- **Activity**: With the images left out, print all of the records below exactly.

- **Provided data**:

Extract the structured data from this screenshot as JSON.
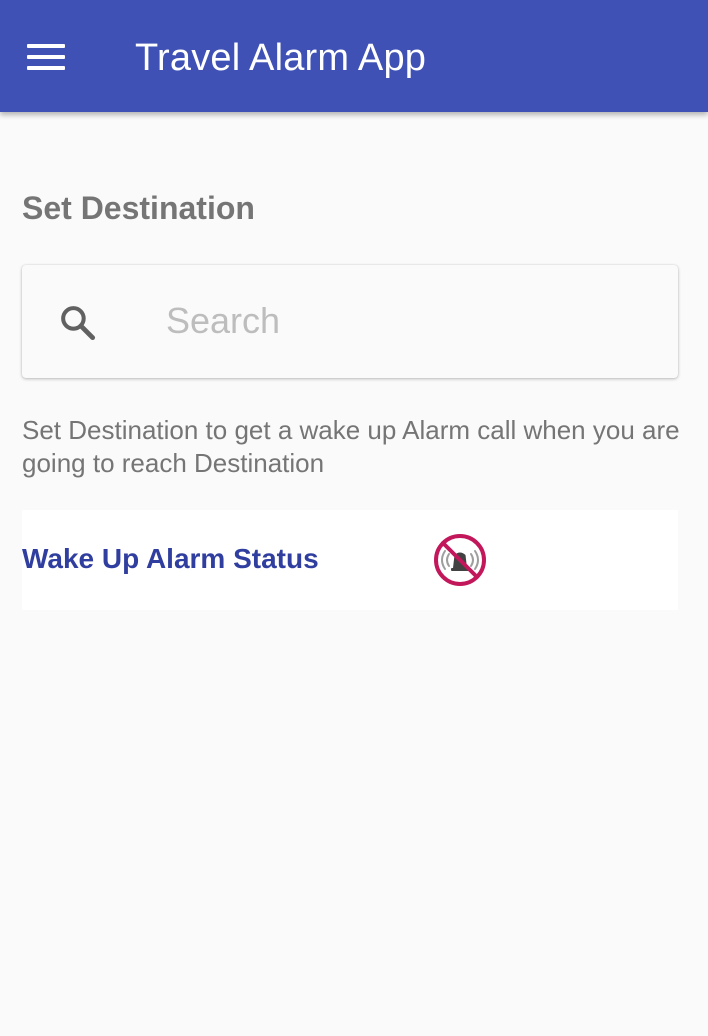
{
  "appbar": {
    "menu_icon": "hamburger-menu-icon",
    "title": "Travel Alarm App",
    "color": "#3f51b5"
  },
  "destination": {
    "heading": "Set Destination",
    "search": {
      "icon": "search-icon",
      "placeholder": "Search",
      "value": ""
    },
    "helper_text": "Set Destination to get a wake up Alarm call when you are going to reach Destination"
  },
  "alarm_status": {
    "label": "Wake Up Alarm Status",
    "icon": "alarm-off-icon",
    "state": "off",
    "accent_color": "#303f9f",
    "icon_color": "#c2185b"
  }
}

- **Exercise output**:
Extract the structured data from this screenshot as JSON.
{
  "appbar": {
    "menu_icon": "hamburger-menu-icon",
    "title": "Travel Alarm App",
    "color": "#3f51b5"
  },
  "destination": {
    "heading": "Set Destination",
    "search": {
      "icon": "search-icon",
      "placeholder": "Search",
      "value": ""
    },
    "helper_text": "Set Destination to get a wake up Alarm call when you are going to reach Destination"
  },
  "alarm_status": {
    "label": "Wake Up Alarm Status",
    "icon": "alarm-off-icon",
    "state": "off",
    "accent_color": "#303f9f",
    "icon_color": "#c2185b"
  }
}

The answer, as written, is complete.